→ TASK DIRECTIONS:
Scan the lines below; pull out those with "desktop".

RECORDS FOR PROCESSING: Begin

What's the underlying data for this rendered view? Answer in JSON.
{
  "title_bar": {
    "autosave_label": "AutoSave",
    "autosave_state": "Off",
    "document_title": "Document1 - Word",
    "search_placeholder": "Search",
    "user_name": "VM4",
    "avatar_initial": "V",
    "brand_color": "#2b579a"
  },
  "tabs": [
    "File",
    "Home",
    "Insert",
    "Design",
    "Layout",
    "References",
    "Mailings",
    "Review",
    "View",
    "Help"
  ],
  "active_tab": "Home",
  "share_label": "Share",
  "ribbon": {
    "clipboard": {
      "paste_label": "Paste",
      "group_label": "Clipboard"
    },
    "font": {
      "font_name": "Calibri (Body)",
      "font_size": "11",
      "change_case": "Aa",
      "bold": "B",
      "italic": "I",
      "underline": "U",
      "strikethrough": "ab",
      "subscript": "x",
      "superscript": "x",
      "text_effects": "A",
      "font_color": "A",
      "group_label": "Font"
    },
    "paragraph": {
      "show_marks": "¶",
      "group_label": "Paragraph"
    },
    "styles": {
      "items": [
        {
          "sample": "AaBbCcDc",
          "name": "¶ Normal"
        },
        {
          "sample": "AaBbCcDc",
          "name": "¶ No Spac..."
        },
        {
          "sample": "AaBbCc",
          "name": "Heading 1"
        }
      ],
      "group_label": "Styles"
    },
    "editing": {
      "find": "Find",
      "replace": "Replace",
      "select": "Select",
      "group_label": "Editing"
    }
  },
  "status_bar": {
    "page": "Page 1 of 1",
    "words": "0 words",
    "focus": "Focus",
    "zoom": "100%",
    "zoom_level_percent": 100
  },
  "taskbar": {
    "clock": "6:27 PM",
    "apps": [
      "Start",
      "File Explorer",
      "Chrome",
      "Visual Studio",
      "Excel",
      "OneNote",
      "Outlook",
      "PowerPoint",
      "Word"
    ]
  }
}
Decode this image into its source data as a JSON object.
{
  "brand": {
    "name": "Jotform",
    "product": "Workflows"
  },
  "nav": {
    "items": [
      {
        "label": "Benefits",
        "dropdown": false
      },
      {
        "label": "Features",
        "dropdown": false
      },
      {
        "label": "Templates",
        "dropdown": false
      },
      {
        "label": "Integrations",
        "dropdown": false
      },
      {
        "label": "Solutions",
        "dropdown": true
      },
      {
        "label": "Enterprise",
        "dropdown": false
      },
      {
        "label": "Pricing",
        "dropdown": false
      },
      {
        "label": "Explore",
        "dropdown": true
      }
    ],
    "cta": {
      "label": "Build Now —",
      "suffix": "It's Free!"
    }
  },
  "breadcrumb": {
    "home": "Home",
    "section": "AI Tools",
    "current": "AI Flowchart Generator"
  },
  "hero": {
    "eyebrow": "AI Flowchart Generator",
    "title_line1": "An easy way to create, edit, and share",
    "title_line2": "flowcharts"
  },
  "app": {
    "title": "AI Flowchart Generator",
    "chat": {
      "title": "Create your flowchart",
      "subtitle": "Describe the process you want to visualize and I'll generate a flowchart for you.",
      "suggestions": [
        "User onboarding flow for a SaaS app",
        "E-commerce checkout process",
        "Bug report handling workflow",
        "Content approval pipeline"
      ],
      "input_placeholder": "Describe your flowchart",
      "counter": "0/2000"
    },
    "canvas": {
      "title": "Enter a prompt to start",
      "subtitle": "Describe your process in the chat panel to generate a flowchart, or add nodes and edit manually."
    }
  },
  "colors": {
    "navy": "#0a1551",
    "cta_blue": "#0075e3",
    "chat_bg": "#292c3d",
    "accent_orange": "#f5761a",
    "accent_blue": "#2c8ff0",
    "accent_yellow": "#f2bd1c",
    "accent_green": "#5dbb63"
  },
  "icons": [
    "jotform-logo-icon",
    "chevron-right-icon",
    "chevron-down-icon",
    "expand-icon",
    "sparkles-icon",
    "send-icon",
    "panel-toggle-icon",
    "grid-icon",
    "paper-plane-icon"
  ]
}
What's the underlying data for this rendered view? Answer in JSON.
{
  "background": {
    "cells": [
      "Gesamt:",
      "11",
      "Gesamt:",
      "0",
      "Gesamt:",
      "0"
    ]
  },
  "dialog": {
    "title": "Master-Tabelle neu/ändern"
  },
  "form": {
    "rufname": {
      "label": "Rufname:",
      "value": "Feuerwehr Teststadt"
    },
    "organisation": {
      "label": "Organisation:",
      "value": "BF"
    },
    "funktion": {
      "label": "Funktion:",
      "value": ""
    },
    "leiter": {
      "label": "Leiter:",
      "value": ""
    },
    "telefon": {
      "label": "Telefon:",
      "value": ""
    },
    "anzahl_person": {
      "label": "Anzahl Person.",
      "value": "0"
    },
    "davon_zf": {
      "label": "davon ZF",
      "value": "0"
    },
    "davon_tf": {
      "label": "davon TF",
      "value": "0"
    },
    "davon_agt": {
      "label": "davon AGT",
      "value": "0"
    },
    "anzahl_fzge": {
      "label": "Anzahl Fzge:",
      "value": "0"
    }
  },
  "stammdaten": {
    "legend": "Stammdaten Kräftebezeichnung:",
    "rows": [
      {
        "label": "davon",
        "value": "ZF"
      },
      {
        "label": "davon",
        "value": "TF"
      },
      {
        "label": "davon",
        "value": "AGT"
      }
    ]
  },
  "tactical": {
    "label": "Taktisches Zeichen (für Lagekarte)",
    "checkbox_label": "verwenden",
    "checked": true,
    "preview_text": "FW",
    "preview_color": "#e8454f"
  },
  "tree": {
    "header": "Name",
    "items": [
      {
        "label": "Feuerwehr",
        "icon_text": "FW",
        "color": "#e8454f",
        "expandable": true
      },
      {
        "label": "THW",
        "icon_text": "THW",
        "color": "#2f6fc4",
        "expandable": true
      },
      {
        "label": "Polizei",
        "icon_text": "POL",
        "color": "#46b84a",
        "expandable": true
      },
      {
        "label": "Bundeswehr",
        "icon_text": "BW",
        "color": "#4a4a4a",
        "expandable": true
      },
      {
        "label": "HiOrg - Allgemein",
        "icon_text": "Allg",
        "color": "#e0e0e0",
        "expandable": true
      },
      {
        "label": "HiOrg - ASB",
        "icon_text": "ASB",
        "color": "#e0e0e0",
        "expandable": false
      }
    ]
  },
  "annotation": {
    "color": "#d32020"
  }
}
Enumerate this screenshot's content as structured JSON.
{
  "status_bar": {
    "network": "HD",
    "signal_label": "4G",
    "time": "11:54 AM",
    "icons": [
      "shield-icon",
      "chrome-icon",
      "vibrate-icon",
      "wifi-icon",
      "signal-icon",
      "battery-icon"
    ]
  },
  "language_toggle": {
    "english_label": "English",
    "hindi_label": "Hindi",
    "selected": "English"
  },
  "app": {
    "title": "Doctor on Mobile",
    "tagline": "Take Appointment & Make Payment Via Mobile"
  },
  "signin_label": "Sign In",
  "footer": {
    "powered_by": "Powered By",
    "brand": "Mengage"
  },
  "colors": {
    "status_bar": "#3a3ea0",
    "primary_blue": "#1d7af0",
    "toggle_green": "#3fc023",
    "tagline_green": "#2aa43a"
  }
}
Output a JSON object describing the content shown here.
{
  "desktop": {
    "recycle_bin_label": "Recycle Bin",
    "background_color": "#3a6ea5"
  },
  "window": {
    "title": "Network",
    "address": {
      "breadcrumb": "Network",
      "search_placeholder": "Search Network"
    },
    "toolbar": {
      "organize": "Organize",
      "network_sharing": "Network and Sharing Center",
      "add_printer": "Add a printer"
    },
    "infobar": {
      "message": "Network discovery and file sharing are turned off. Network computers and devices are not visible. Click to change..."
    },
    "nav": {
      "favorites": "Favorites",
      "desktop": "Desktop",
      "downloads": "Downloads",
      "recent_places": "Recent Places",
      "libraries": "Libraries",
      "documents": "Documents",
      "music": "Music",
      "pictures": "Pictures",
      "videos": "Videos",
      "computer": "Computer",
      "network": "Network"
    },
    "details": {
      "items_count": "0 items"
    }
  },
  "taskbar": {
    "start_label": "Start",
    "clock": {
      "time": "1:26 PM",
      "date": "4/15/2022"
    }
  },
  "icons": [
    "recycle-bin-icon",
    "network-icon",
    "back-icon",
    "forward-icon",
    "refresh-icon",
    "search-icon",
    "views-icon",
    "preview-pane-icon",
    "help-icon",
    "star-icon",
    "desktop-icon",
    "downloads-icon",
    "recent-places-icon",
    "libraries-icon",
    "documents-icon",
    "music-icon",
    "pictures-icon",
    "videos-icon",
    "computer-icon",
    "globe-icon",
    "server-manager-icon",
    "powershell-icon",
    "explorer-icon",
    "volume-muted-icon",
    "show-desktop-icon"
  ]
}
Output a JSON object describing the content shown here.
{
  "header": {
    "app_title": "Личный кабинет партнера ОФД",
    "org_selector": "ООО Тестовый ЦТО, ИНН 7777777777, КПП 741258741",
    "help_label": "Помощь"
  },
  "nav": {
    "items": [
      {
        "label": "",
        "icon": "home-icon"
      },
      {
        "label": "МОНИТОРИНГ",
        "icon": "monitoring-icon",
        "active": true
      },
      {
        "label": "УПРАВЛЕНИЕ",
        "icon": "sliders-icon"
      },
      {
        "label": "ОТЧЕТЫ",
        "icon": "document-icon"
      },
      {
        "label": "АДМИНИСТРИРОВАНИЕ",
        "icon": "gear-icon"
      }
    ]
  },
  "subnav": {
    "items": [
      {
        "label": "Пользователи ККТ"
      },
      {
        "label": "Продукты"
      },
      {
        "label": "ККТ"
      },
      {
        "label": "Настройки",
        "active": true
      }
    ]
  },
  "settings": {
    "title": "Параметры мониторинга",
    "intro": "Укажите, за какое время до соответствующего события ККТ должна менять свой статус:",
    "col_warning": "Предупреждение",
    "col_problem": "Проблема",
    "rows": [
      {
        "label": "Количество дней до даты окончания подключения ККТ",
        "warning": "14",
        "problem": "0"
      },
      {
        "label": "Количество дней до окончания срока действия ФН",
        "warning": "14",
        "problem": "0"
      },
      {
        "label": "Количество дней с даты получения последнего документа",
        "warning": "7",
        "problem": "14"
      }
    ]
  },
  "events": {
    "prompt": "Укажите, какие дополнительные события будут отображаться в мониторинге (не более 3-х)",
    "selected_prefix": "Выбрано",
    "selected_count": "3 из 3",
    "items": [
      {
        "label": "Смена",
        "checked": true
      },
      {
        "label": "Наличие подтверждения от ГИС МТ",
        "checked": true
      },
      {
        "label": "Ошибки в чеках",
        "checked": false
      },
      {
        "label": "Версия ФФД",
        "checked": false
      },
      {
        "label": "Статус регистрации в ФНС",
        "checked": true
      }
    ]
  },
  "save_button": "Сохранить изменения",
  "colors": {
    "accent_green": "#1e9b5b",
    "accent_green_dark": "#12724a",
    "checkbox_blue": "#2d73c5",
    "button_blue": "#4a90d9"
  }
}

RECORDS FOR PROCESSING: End

→ FINAL ANSWER:
  "desktop": {
      "desktop": "Desktop",
    "desktop-icon",
    "show-desktop-icon"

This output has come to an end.